_Task item_
Could you please reproduce the entries exactly, leaving out any pictures?

(Collected data)
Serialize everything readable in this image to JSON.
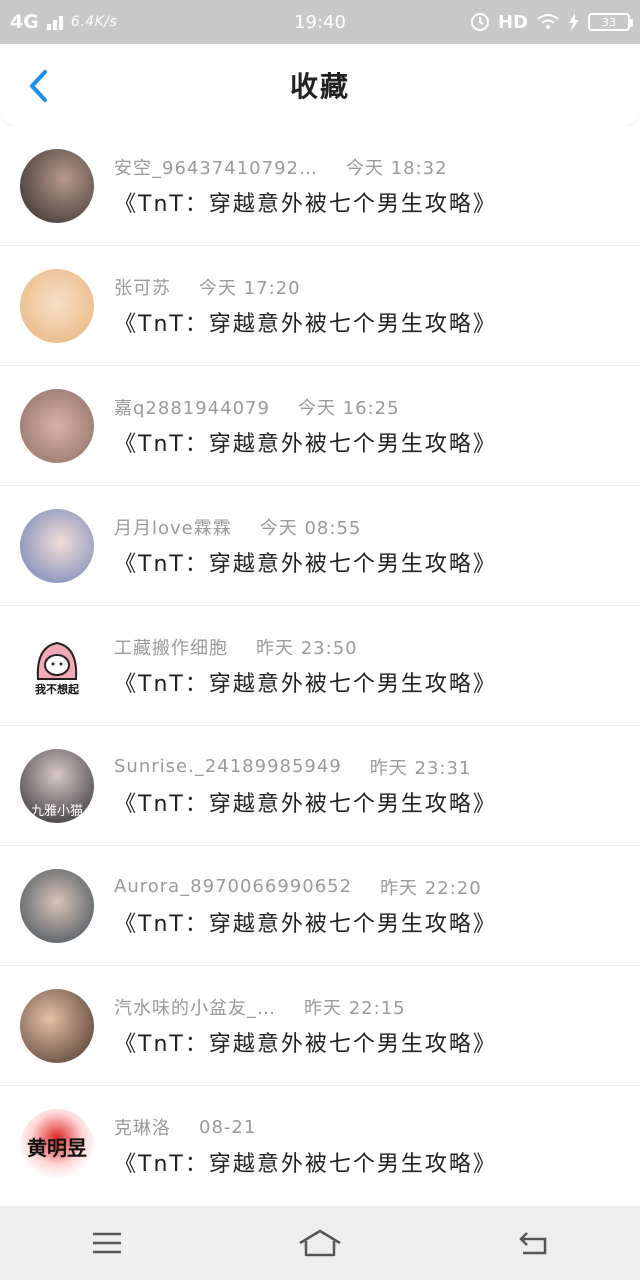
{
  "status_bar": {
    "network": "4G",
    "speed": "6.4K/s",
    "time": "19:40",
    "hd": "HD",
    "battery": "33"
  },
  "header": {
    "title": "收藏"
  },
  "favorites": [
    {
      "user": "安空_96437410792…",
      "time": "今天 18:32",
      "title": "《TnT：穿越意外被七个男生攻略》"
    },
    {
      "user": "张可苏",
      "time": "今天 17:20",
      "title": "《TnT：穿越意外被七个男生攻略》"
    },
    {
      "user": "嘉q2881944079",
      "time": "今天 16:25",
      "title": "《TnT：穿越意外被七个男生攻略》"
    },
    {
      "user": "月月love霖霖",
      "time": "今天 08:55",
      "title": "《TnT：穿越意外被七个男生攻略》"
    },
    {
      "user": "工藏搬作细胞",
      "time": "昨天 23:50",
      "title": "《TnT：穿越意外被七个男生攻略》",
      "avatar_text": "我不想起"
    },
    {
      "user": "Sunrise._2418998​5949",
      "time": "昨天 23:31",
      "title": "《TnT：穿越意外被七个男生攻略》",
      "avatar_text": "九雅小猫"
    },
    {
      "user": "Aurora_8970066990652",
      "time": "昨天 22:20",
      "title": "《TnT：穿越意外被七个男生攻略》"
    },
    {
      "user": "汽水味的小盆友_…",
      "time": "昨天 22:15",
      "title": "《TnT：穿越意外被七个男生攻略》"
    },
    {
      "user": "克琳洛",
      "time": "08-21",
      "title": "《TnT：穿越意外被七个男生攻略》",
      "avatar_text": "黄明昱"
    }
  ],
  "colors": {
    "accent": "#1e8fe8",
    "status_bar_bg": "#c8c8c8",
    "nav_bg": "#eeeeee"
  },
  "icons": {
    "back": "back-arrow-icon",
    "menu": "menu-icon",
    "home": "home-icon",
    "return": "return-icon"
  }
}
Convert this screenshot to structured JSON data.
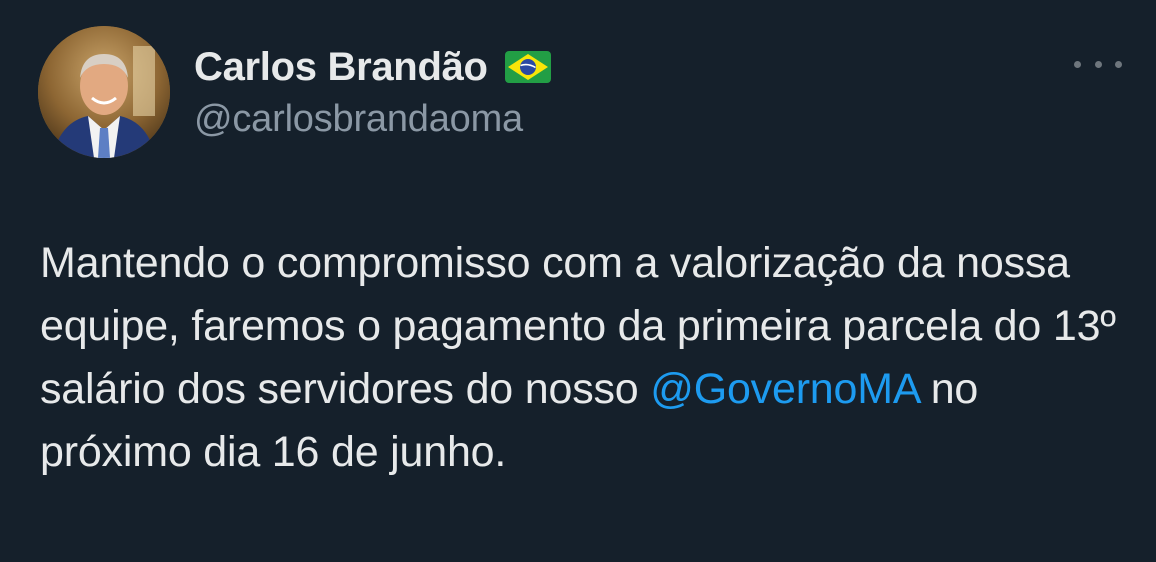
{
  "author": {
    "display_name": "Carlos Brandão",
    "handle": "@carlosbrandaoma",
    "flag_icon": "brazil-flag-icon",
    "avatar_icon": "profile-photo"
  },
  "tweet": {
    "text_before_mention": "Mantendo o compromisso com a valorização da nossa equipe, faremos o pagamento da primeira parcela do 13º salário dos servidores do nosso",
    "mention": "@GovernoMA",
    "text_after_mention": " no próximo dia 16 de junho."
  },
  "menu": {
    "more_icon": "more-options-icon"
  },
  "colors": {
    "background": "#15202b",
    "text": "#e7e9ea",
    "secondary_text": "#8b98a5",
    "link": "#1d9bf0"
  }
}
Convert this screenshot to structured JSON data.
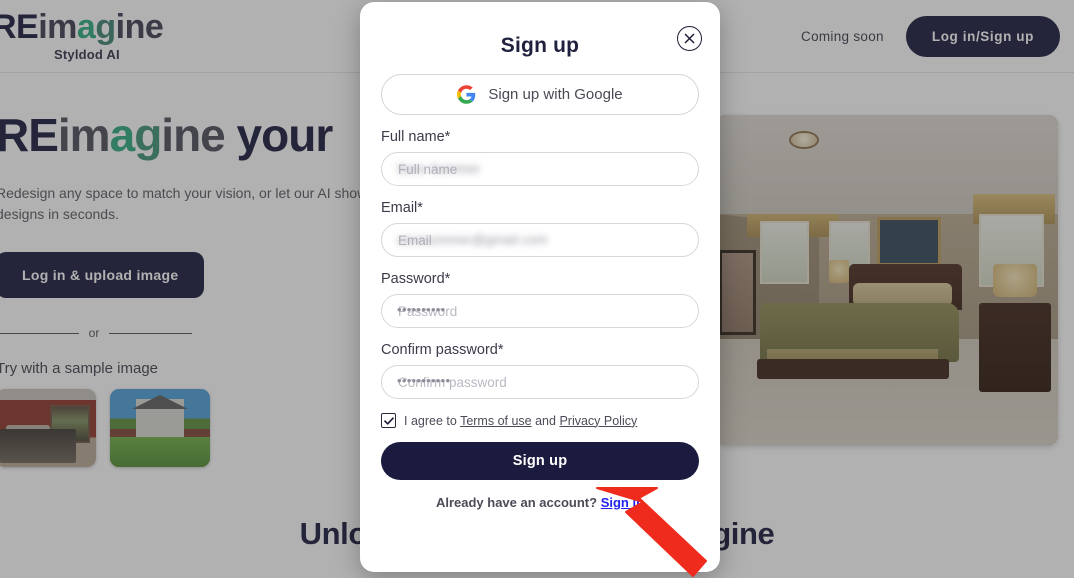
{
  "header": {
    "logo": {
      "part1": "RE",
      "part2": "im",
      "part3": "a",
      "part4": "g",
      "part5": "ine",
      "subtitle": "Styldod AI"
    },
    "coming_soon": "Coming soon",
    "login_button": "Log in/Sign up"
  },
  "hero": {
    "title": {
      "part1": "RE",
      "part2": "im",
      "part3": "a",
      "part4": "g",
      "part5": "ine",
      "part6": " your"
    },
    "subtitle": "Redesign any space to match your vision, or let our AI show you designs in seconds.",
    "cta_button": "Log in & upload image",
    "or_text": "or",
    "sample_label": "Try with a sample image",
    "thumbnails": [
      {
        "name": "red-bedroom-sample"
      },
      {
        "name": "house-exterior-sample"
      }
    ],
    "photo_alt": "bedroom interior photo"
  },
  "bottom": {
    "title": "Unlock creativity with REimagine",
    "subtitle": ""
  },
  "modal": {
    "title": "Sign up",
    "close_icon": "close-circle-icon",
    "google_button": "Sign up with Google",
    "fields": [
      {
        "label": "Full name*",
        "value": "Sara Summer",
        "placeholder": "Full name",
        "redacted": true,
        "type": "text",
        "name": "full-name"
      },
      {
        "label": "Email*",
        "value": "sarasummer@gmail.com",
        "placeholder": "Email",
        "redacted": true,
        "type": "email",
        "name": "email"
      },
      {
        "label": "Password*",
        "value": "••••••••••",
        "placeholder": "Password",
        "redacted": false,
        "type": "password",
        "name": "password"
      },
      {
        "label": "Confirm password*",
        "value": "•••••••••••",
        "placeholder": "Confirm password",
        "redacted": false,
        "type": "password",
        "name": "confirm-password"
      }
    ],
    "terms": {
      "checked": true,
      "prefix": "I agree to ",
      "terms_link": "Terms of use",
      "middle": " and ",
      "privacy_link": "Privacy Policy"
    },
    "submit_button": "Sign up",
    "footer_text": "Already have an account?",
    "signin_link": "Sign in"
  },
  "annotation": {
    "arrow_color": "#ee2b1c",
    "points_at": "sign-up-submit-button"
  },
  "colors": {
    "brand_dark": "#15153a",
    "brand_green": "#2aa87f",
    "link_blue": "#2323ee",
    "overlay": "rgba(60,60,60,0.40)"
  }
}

_Solution for this problem_
Serialize everything readable in this image to JSON.
{
  "status_bar": {
    "network": "4G",
    "speed": "6.4K/s",
    "time": "19:40",
    "hd": "HD",
    "battery": "33"
  },
  "header": {
    "title": "收藏"
  },
  "favorites": [
    {
      "user": "安空_96437410792…",
      "time": "今天 18:32",
      "title": "《TnT：穿越意外被七个男生攻略》"
    },
    {
      "user": "张可苏",
      "time": "今天 17:20",
      "title": "《TnT：穿越意外被七个男生攻略》"
    },
    {
      "user": "嘉q2881944079",
      "time": "今天 16:25",
      "title": "《TnT：穿越意外被七个男生攻略》"
    },
    {
      "user": "月月love霖霖",
      "time": "今天 08:55",
      "title": "《TnT：穿越意外被七个男生攻略》"
    },
    {
      "user": "工藏搬作细胞",
      "time": "昨天 23:50",
      "title": "《TnT：穿越意外被七个男生攻略》",
      "avatar_text": "我不想起"
    },
    {
      "user": "Sunrise._2418998​5949",
      "time": "昨天 23:31",
      "title": "《TnT：穿越意外被七个男生攻略》",
      "avatar_text": "九雅小猫"
    },
    {
      "user": "Aurora_8970066990652",
      "time": "昨天 22:20",
      "title": "《TnT：穿越意外被七个男生攻略》"
    },
    {
      "user": "汽水味的小盆友_…",
      "time": "昨天 22:15",
      "title": "《TnT：穿越意外被七个男生攻略》"
    },
    {
      "user": "克琳洛",
      "time": "08-21",
      "title": "《TnT：穿越意外被七个男生攻略》",
      "avatar_text": "黄明昱"
    }
  ],
  "colors": {
    "accent": "#1e8fe8",
    "status_bar_bg": "#c8c8c8",
    "nav_bg": "#eeeeee"
  },
  "icons": {
    "back": "back-arrow-icon",
    "menu": "menu-icon",
    "home": "home-icon",
    "return": "return-icon"
  }
}
Convert this screenshot to structured JSON data.
{
  "author": {
    "display_name": "Carlos Brandão",
    "handle": "@carlosbrandaoma",
    "flag_icon": "brazil-flag-icon",
    "avatar_icon": "profile-photo"
  },
  "tweet": {
    "text_before_mention": "Mantendo o compromisso com a valorização da nossa equipe, faremos o pagamento da primeira parcela do 13º salário dos servidores do nosso",
    "mention": "@GovernoMA",
    "text_after_mention": " no próximo dia 16 de junho."
  },
  "menu": {
    "more_icon": "more-options-icon"
  },
  "colors": {
    "background": "#15202b",
    "text": "#e7e9ea",
    "secondary_text": "#8b98a5",
    "link": "#1d9bf0"
  }
}
Convert this screenshot to structured JSON data.
{
  "header": {
    "logo": {
      "part1": "RE",
      "part2": "im",
      "part3": "a",
      "part4": "g",
      "part5": "ine",
      "subtitle": "Styldod AI"
    },
    "coming_soon": "Coming soon",
    "login_button": "Log in/Sign up"
  },
  "hero": {
    "title": {
      "part1": "RE",
      "part2": "im",
      "part3": "a",
      "part4": "g",
      "part5": "ine",
      "part6": " your"
    },
    "subtitle": "Redesign any space to match your vision, or let our AI show you designs in seconds.",
    "cta_button": "Log in & upload image",
    "or_text": "or",
    "sample_label": "Try with a sample image",
    "thumbnails": [
      {
        "name": "red-bedroom-sample"
      },
      {
        "name": "house-exterior-sample"
      }
    ],
    "photo_alt": "bedroom interior photo"
  },
  "bottom": {
    "title": "Unlock creativity with REimagine",
    "subtitle": ""
  },
  "modal": {
    "title": "Sign up",
    "close_icon": "close-circle-icon",
    "google_button": "Sign up with Google",
    "fields": [
      {
        "label": "Full name*",
        "value": "Sara Summer",
        "placeholder": "Full name",
        "redacted": true,
        "type": "text",
        "name": "full-name"
      },
      {
        "label": "Email*",
        "value": "sarasummer@gmail.com",
        "placeholder": "Email",
        "redacted": true,
        "type": "email",
        "name": "email"
      },
      {
        "label": "Password*",
        "value": "••••••••••",
        "placeholder": "Password",
        "redacted": false,
        "type": "password",
        "name": "password"
      },
      {
        "label": "Confirm password*",
        "value": "•••••••••••",
        "placeholder": "Confirm password",
        "redacted": false,
        "type": "password",
        "name": "confirm-password"
      }
    ],
    "terms": {
      "checked": true,
      "prefix": "I agree to ",
      "terms_link": "Terms of use",
      "middle": " and ",
      "privacy_link": "Privacy Policy"
    },
    "submit_button": "Sign up",
    "footer_text": "Already have an account?",
    "signin_link": "Sign in"
  },
  "annotation": {
    "arrow_color": "#ee2b1c",
    "points_at": "sign-up-submit-button"
  },
  "colors": {
    "brand_dark": "#15153a",
    "brand_green": "#2aa87f",
    "link_blue": "#2323ee",
    "overlay": "rgba(60,60,60,0.40)"
  }
}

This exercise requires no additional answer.